Yes, the lads came up with a big one last night, squishing bugs and hammering hits and rolling to some unfathomably comfortable win.
It sets us up to go for the whole shebang tonight in a one-game, winner-take-all championship final.
That’s if these dopey thunderstorms get in and out of the area this morning.
Here’s an interesting angle I read from more than a few people yesterday: “Yeah, Amir Johnson’s only 22 and you know that young big men blossom late.”
I hope these are not the same people who have spent most of the summer telling me how horrible Patrick O’Bryant is and how he’s a bust.
O’Bryant’s less than a year older, taller, longer and probably as – if not more – athletic.
Yet people want to run him out of town and yet are willing to see how Johnson develops?
Here’s one for you:
I know for a fact Bryan’s trying to trade Marcus Banks and is working all his GM buddies to see if he can get something done.
What he’s going to have to do, I would surmise knowing how money-conscious GMs think – is find some team that is willing to take on two years of Banks to get rid of three or four years of someone else.
And if you’re Bryan, unless the guy coming back makes less annually than Banks in the next two years, I think you have to resist the urge to pull of a deal.
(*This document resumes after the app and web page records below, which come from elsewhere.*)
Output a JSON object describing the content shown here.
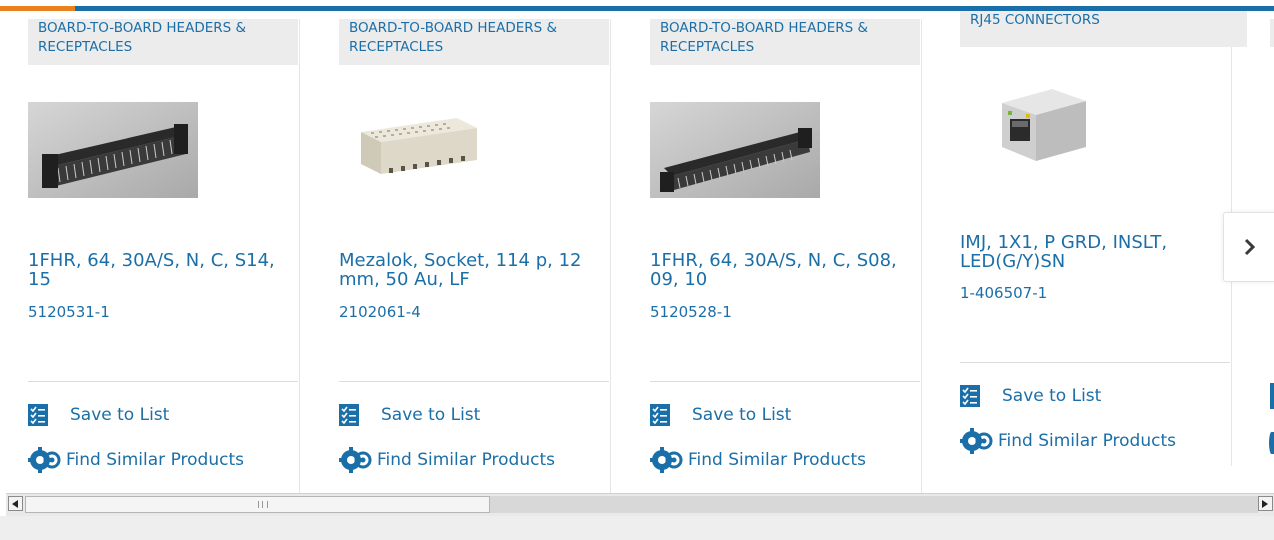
{
  "cards": [
    {
      "category": "BOARD-TO-BOARD HEADERS & RECEPTACLES",
      "title": "1FHR, 64, 30A/S, N, C, S14, 15",
      "part_number": "5120531-1",
      "image": "right-angle-header-image",
      "save_label": "Save to List",
      "find_label": "Find Similar Products"
    },
    {
      "category": "BOARD-TO-BOARD HEADERS & RECEPTACLES",
      "title": "Mezalok, Socket, 114 p, 12 mm, 50 Au, LF",
      "part_number": "2102061-4",
      "image": "mezzanine-socket-image",
      "save_label": "Save to List",
      "find_label": "Find Similar Products"
    },
    {
      "category": "BOARD-TO-BOARD HEADERS & RECEPTACLES",
      "title": "1FHR, 64, 30A/S, N, C, S08, 09, 10",
      "part_number": "5120528-1",
      "image": "right-angle-header-image",
      "save_label": "Save to List",
      "find_label": "Find Similar Products"
    },
    {
      "category": "RJ45 CONNECTORS",
      "title": "IMJ, 1X1, P GRD, INSLT, LED(G/Y)SN",
      "part_number": "1-406507-1",
      "image": "rj45-jack-image",
      "save_label": "Save to List",
      "find_label": "Find Similar Products"
    }
  ],
  "carousel": {
    "next_icon": "chevron-right-icon"
  },
  "scrollbar": {
    "left_icon": "arrow-left-icon",
    "right_icon": "arrow-right-icon",
    "position": 0.0
  },
  "colors": {
    "link_blue": "#1b6fa8",
    "accent_orange": "#e8821e",
    "category_bg": "#ececec"
  }
}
But – and this is a big ‘but’ – the fact that a handful of the current contracts expire after this season or next may allow Bryan to do just that.
If he can find a team willing to take two years and about $9.4 million of Banks, and take back, say, three years and $12 million of someone else, that’s the kind of trade he has to swing.
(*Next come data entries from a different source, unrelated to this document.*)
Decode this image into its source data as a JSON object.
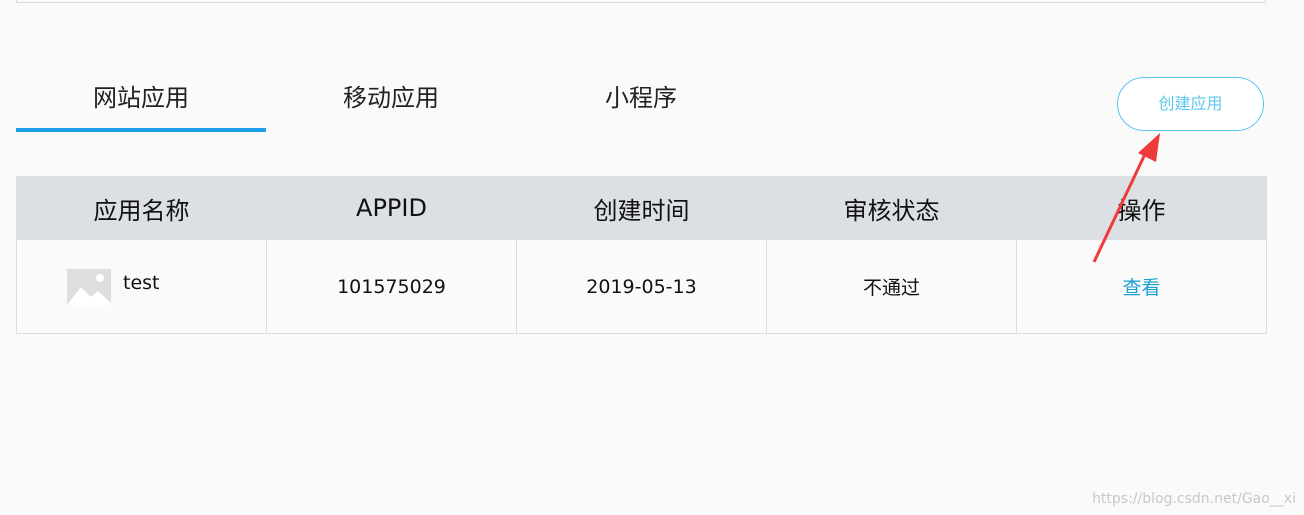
{
  "tabs": [
    {
      "label": "网站应用",
      "active": true
    },
    {
      "label": "移动应用",
      "active": false
    },
    {
      "label": "小程序",
      "active": false
    }
  ],
  "create_button": {
    "label": "创建应用"
  },
  "table": {
    "headers": [
      "应用名称",
      "APPID",
      "创建时间",
      "审核状态",
      "操作"
    ],
    "rows": [
      {
        "name": "test",
        "appid": "101575029",
        "created": "2019-05-13",
        "status": "不通过",
        "action": "查看"
      }
    ]
  },
  "watermark": "https://blog.csdn.net/Gao__xi",
  "colors": {
    "accent": "#1f9fe8",
    "button": "#5cc6ef",
    "status_fail": "#e5413c",
    "link": "#1a9fd3",
    "annotation_arrow": "#ee3a3a"
  }
}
Can he do it? I wonder. But in these economic times, being able – because of other transactions – to add payroll two or three years out from now makes it a lot easier than not having that flexibility.
One thing about Banks, though, that you should now: It’s not that he’s a bad guy who disrupts the locker room or the chemistry on the team. In fact, he was a relative non-entity during his short tenure here and there’s been no suggestion from other places he’s been that he’ll cause issues.
Who do we like among the latest DWTS roster?
Tough to handicap until we actually see them twist and twirl (although it will be absolutely killer if Donny Osmond were to, oh, let’s say, faint during a performance) so I guess it’ll be sentimental selections at the moment.
Can’t, in all good conscience, pick one of the athletes and I have no idea who a couple of those contestants are.
Let’s all back Debbie Mazar just because she’s on Entourage, which is one of the top handful of shows on the tube these days.
Besides, she was in GoodFellas, one of the all-time great flicks, too.